Once again pressed into oddball duty, Jake Teague adds another caricature (this time, a bowlered British tycoon) to an already impressive roster, timing the oral administrations of ravishing Kasey Rodgers (the alluring vampire chick from Gerard Damiano's People) to correspond with the duration of their - actual, adding immensely to Bill's trademark production value - helicopter flight !  Seldom seen Erica Richardson (the Dutch farm girl from Chuck Vincent's That Lucky Stiff, also featured to advantage in Shaun Costello's elusive Sunny) pays a hefty garage bill the oldfashioned way by getting down and messy with mechanics Bobby Astyr and one shot Eddie Mitchel.  Arcadia Lake twirls a tentative baton prior to twisting her ankle, confining her to the school bus, leading to her recruitment by the Contessa with a sweltering Sapphic seduction spied upon by an increasingly aroused Eric Edwards as her teacher, cornholing his contemporary lady love (who sadly O.D.'d in the early '90s) for an enticing encore.  Tension release from keeping up faux appearances comes in the form of a biker trio (ubiquitous Ron Jeremy plus floppy-fringed Bob Presley from Jim Buckley's Good Girls of Godiva High and Bobbie Burton, latter in a non-sex capacity as in Milling's A Scent of Heather) gingerly violating the Contessa in an orchestrated rape scenario amid the rubble of big city ruins.  Merle gets her moment to shine with George Payne as Serena's Soviet assistant in a romantic encounter while the Contessa fills the clueless Pierce in as to what he has unwittingly allowed to transpire.

Although the film primarily functions as a framework for a slew of creatively concocted carnal situations, it should not go amiss that Serena's Contessa character remains represented throughout as a successful selfmade career woman.  Even though she's not above the employment of subterfuge and the exploitation of other members of her gender, both of which suggested as being enforced by predominantly patriarchal society, she's still riding the wave's crest by fade-out rather than having to pay the price for her lofty ambitions to assure an antiquated status quo.  Nary a year earlier, Satin Suite's tyrannical Falconetti was brought down in time-honored All About Eve fashion by eager young upstart Heather Young, erratically emphasizing that a woman's sole way to success lay in the betrayal of her sisters.  So there's something of an evolution already apparent in Milling's sensibilities, an albeit mildly feminist streak further explored in Heather's unexpectedly sarcastic conclusion and the wishfulfilment fantasy Delicious, the eloquent Veronica Hart serving as the writer/director's mouthpiece in both cases.  In light of her public persona, Serena's unlikely empowerment packs perhaps even more of a punch however, precisely because it's so unexpected, elevating a deceptively run of the mill seeming skinflick to a whole new level of perception and interpretation.    

Directed by Bill Milling (as Philip Drexler Jr.). Written by Milling (as Bill Eagle). Produced by Milling (as Eagle) for Praexis Productions.
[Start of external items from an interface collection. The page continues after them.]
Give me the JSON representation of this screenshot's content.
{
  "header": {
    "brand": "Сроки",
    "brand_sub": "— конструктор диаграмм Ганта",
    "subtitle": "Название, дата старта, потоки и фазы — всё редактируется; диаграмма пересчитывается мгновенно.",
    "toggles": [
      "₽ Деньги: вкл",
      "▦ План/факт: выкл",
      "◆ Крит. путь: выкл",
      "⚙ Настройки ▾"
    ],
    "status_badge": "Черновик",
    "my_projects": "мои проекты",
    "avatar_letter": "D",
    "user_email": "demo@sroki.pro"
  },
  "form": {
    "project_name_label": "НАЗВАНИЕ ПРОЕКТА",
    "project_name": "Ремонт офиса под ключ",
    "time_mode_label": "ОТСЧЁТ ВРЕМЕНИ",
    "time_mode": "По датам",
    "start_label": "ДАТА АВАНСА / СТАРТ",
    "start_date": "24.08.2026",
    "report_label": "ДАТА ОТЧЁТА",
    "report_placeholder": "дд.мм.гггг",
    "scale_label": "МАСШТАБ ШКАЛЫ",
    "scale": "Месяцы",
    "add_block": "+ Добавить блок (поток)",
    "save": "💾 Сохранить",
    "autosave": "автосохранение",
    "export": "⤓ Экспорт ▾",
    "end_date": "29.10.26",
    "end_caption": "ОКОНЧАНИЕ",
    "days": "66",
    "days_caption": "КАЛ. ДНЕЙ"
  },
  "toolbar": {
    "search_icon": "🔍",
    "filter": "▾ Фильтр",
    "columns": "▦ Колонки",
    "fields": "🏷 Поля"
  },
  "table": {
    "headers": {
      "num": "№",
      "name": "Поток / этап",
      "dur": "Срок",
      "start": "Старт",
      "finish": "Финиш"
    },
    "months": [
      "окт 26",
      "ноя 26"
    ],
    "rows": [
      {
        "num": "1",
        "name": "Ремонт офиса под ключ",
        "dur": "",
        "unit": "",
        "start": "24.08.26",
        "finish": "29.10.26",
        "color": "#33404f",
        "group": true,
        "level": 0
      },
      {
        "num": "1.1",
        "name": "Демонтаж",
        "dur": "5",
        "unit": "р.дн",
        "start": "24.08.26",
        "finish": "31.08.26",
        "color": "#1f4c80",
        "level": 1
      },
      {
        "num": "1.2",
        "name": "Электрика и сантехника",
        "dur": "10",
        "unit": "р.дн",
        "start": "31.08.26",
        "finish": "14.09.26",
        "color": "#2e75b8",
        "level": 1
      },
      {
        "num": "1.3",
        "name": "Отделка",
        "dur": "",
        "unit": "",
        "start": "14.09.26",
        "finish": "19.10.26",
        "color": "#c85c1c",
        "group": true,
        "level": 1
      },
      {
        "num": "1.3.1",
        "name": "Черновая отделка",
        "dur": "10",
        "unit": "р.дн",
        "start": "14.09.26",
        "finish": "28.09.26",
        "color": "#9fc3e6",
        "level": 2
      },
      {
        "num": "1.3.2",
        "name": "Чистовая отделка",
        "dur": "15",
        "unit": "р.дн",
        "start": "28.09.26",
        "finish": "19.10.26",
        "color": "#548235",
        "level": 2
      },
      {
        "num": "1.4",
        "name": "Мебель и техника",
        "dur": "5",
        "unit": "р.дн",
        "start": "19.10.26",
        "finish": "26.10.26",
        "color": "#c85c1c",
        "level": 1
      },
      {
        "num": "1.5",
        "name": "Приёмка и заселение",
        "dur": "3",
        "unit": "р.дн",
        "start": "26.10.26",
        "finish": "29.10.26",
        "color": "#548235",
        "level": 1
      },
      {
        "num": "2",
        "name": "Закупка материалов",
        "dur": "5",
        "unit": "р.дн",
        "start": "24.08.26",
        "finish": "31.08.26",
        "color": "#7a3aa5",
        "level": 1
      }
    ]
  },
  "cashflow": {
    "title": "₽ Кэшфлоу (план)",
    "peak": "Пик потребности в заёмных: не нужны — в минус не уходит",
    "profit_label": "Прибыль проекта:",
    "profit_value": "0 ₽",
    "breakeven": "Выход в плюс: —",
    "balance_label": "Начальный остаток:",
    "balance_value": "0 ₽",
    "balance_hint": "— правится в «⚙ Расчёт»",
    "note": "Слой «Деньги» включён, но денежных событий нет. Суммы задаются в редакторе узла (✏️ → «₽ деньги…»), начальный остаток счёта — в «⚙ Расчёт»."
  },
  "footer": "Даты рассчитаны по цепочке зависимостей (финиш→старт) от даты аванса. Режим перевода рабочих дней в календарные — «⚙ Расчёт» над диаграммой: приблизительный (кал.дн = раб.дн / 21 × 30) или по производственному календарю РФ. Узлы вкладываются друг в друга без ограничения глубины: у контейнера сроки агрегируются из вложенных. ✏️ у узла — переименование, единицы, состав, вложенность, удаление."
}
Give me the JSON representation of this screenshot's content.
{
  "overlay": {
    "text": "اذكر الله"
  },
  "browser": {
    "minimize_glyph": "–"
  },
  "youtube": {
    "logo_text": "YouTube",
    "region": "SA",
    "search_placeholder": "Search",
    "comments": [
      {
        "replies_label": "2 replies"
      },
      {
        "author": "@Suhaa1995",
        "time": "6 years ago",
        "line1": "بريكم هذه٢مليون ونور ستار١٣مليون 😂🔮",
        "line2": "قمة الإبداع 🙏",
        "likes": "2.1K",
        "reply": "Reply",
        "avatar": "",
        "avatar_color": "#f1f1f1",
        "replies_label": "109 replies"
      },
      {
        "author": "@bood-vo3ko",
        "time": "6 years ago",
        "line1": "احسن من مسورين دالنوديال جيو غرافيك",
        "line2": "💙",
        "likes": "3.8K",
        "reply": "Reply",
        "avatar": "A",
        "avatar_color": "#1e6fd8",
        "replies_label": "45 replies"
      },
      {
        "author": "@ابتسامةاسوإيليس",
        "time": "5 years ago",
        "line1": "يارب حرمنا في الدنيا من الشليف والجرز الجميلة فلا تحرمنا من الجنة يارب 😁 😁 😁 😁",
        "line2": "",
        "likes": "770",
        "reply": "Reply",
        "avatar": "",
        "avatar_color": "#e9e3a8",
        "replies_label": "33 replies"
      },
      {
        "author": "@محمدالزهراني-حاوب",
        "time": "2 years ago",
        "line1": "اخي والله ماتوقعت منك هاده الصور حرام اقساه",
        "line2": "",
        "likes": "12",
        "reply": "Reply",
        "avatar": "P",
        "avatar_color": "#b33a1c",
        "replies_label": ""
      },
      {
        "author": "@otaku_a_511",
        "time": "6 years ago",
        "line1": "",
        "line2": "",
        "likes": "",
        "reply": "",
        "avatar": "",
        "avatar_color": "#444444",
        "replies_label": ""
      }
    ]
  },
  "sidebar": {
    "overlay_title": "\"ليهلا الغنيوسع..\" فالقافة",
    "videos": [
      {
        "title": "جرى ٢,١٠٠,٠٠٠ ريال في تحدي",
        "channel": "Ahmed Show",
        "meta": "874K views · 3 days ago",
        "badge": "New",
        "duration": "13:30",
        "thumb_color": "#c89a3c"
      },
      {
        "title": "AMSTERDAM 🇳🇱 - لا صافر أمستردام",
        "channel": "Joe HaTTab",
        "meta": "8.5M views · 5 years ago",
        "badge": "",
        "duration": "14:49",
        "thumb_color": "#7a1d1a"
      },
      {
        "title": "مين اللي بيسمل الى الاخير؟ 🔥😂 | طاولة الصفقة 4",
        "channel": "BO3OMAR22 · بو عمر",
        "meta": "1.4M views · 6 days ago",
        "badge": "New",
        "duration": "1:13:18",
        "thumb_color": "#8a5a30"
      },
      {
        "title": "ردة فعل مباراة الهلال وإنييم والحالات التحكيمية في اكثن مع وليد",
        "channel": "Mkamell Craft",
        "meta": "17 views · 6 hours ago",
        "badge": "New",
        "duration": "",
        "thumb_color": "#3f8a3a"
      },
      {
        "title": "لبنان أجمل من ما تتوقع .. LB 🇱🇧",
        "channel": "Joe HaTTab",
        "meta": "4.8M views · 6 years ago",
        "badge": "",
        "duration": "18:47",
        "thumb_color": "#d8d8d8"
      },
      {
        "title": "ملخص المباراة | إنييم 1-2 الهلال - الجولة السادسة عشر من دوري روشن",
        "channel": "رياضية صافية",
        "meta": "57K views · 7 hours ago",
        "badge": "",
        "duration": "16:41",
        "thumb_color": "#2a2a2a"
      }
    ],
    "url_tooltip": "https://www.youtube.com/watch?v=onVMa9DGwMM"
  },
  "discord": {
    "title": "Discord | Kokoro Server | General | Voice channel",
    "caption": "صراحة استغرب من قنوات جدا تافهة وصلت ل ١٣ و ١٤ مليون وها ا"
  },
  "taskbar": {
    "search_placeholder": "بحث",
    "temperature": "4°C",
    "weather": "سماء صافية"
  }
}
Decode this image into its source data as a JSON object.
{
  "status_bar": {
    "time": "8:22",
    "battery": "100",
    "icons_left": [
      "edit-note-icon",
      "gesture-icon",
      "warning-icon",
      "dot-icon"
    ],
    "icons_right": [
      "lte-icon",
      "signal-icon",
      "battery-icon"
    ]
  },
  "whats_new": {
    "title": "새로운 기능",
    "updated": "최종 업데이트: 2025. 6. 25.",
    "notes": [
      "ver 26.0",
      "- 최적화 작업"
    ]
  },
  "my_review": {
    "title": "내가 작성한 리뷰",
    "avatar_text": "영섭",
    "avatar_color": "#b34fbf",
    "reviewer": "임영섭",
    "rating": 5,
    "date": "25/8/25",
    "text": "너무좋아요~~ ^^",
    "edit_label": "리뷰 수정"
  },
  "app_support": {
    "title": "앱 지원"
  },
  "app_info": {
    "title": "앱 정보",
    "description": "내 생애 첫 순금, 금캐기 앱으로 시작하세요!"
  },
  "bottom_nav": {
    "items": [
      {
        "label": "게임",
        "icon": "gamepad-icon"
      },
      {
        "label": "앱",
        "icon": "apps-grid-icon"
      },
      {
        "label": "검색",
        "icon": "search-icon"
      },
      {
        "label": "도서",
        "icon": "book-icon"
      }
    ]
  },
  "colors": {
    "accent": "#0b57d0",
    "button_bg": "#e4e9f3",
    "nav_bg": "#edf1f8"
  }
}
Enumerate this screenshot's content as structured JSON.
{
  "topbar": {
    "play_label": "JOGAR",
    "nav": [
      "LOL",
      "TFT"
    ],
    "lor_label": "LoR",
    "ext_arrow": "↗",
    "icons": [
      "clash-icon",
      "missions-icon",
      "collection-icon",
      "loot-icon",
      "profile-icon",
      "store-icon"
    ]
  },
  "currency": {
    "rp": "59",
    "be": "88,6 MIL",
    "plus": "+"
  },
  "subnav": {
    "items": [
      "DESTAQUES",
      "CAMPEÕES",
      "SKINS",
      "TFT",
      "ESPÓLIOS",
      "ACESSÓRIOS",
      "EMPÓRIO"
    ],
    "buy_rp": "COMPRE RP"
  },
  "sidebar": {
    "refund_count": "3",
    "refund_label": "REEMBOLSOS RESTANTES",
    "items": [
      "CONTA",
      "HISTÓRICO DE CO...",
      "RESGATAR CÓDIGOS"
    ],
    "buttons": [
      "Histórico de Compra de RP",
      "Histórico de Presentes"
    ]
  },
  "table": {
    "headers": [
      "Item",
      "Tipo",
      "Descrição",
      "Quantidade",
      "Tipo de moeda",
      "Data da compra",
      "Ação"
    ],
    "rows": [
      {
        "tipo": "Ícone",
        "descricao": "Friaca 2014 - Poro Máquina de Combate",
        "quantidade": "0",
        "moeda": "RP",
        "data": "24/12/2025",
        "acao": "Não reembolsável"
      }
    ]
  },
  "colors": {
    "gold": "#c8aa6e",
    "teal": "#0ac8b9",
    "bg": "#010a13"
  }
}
Photographed by Craig Marshall. Music by Henry Craig. Edited by Lou Kleinman (as Luigi DiGaspari). Starring Serena (The Contessa), Merle Michaels (Heather Shane), Samantha Fox (Vicki Saperstein), David Pierce (as David Bellows) (Rupert McHugh), Arcadia Lake (Bridget), Eric Edwards (Mr. Dinkfield), Kasey Rodgers (Carol), Erica Richardson (as Erica Mathews) (Jacqueline), Jake Teague (Freddy Baker), Patty Boyd (as Susan Bell) (Salvation Army Officer), Herschel Savage (as Joel Kane) (Boutique Proprietor), Bobby Astyr (Anthony), George Payne (Dimitri), Jerome Deeds (Jean), Eddie Mitchel (Grease Monkey), Ron Jeremy, Bob Presley & Bobbie Burton (Biker Rapists). Running time : 87 minutes.

Serena schemes while Merle Michaels does her best Nancy Drew to try and get to the bottom of things (pun totally intended)